Activity: For the listing below, give the count of lines containing the string "Sloučit" and nothing else.

Exercise material:
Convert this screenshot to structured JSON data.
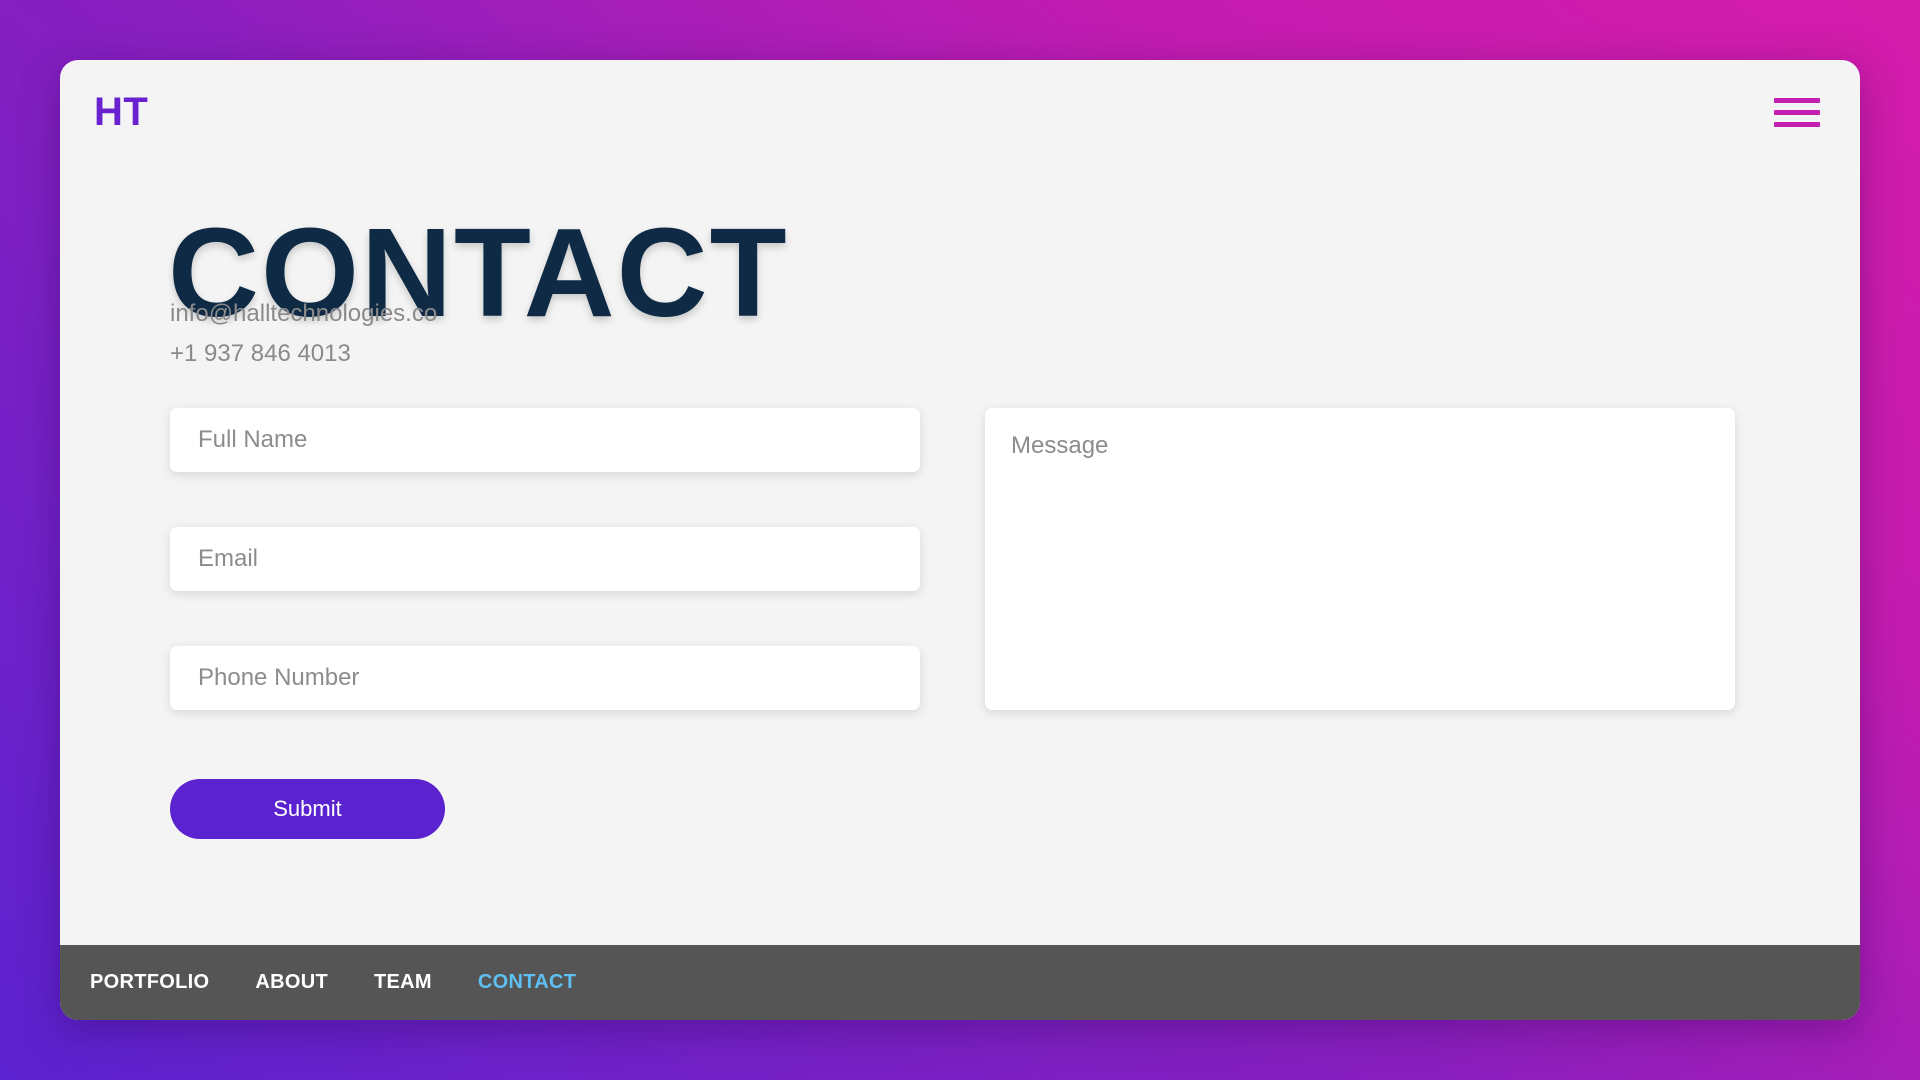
{
  "header": {
    "logo": "HT",
    "menu_icon": "hamburger-menu-icon"
  },
  "page": {
    "title": "CONTACT",
    "email": "info@halltechnologies.co",
    "phone": "+1 937 846 4013"
  },
  "form": {
    "full_name_placeholder": "Full Name",
    "email_placeholder": "Email",
    "phone_placeholder": "Phone Number",
    "message_placeholder": "Message",
    "submit_label": "Submit"
  },
  "footer_nav": {
    "items": [
      {
        "label": "PORTFOLIO",
        "active": false
      },
      {
        "label": "ABOUT",
        "active": false
      },
      {
        "label": "TEAM",
        "active": false
      },
      {
        "label": "CONTACT",
        "active": true
      }
    ]
  },
  "colors": {
    "background_gradient_start": "#5b22cf",
    "background_gradient_end": "#d51cab",
    "logo": "#6a22d0",
    "title": "#0f2a44",
    "accent_button": "#5b22cf",
    "menu_icon": "#c41fb0",
    "footer_bg": "#555555",
    "active_nav": "#5ec0f2"
  }
}
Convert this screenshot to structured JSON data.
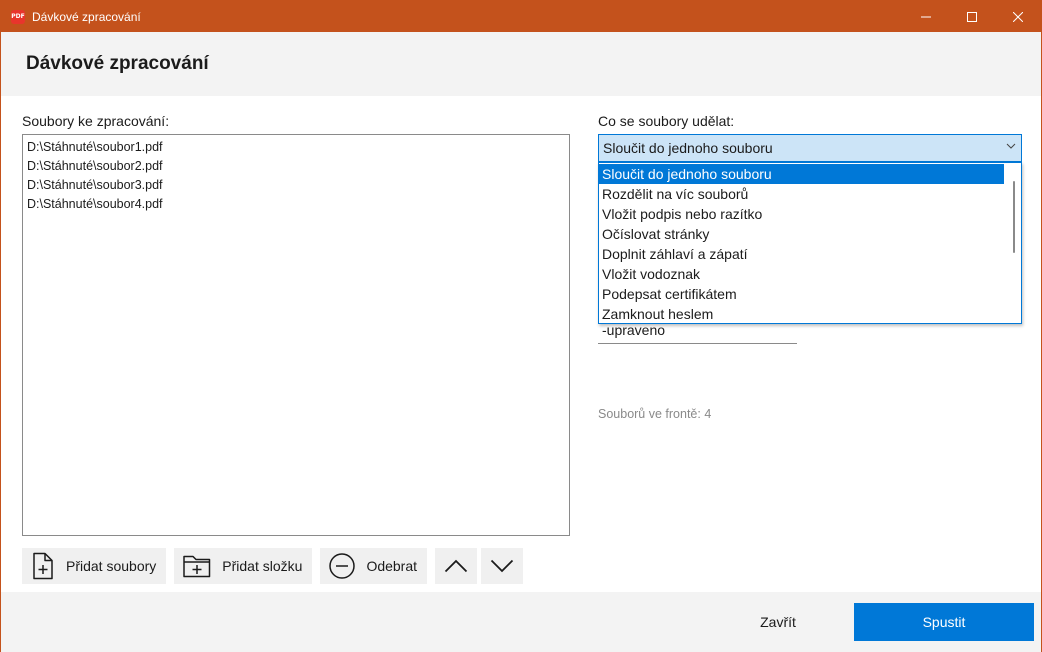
{
  "window": {
    "title": "Dávkové zpracování",
    "app_icon_text": "PDF"
  },
  "header": {
    "title": "Dávkové zpracování"
  },
  "files": {
    "label": "Soubory ke zpracování:",
    "items": [
      "D:\\Stáhnuté\\soubor1.pdf",
      "D:\\Stáhnuté\\soubor2.pdf",
      "D:\\Stáhnuté\\soubor3.pdf",
      "D:\\Stáhnuté\\soubor4.pdf"
    ]
  },
  "toolbar": {
    "add_files": "Přidat soubory",
    "add_folder": "Přidat složku",
    "remove": "Odebrat"
  },
  "action": {
    "label": "Co se soubory udělat:",
    "selected": "Sloučit do jednoho souboru",
    "options": [
      "Sloučit do jednoho souboru",
      "Rozdělit na víc souborů",
      "Vložit podpis nebo razítko",
      "Očíslovat stránky",
      "Doplnit záhlaví a zápatí",
      "Vložit vodoznak",
      "Podepsat certifikátem",
      "Zamknout heslem"
    ],
    "selected_index": 0
  },
  "suffix_field": {
    "value": "-upraveno"
  },
  "status": {
    "queue": "Souborů ve frontě: 4"
  },
  "footer": {
    "close": "Zavřít",
    "run": "Spustit"
  },
  "colors": {
    "titlebar": "#c4521c",
    "accent": "#0078d7",
    "combo_bg": "#cce4f7",
    "panel_bg": "#f3f3f3",
    "button_bg": "#f0f0f0"
  }
}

Answer box: 2